He then stated that the right turn filter lane, which in the eyes of residents has led to an increase of traffic, was introduced for safety reasons and could not be undone.
He added: “I am aware that council officers have been monitoring the location and have been working with residents and local councillors. This has included a further consultation exercise, which unfortunately has not resulted in a conclusive locally-agreed solution.
“The options are very limited but include changes to Eastwood Avenue with consideration to additional restrictions, or ultimately closing the central reservation with the resulting reduction in access for residents. Any of the options for further measures will require formal consultation to comply with the legal process.”

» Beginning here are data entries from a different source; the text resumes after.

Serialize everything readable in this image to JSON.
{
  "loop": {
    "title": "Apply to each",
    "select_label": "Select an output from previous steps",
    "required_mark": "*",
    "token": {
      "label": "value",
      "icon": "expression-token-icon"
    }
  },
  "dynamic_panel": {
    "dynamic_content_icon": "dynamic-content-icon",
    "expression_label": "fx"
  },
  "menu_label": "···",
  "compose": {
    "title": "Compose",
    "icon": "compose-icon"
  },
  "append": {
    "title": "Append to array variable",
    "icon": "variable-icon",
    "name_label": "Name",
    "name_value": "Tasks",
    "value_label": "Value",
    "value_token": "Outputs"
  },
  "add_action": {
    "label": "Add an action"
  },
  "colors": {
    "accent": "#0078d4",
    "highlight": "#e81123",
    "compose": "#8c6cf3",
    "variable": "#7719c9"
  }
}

Mr Mahal, speaking for the North Eastwood Campaign, followed up by asking: “Does the City Councillor accept responsibility for creating the through traffic problem of over 11,000 vehicles per week in residential streets in Littleover?”
Councillor Holmes replied: “I am very willing to have further discussions about this and to receive correspondence which I’ve already received.
“I will discuss this further in my role as Strategic Transport Lead member and obviously try and liaise with officers and the councillors involved in terms of the neighbourhood work they’re doing. So what I’d say in response to that is that further discussion is required and I am happy to have that.”
Both Mr Mahal and Mr Mathers felt that the response was not satisfactory, with Mr Mahal saying: “The question was not answered by Councillor Holmes.
“If there was a common sense answer they could give it to us, they would, but we’ve shown them the maps that the A-roads are connected and they’ve never denied. They’ve just brushed us aside.”
The council did not wish to provide further comment and is still discussing the fate of North Street and Eastwood Drive.
Councillor Care, however, has said that there are plans in place to ensure that the residents will not continue to suffer.
She said: “A number of options will be trialled on the road with barriers and signage over the next six months, and as long as people are happy with that option then it will become permanent in 2022/23.”
“The last conversation I had with the officers a fortnight ago was how to take this forwards with barriers and signs and all the technical bits.
“This is affecting four relatively small streets, so it’s probably about 150-200 households who will be affected out of 6,000 households across the ward and they will be having one of our two highway priorities this year and in 2022/23 for the whole ward assuming we can find a solution that works.
“They’re a very small part of the ward, but their problem is a key problem and it’s why the highway engineers are working on it because we’ve made it a priority.
“There is an enormous amount of bureaucracy in the council and the high way regulation works, so it can seem to take a very long time so I can appreciate their frustration at how long it has taken, but it frustrates us as well sometimes.”
She added that the change to the central reservation may have saved lives, but at the risk of ruining the lives of those on Eastwood Drive and North Street.
“It may have cut down the number of injuries, which is really significant. My mother was killed at that junction so I understand about road death, but it’s quality of life that matters, not just extent of life, and quality of life has really been impacted by the changes that were made.”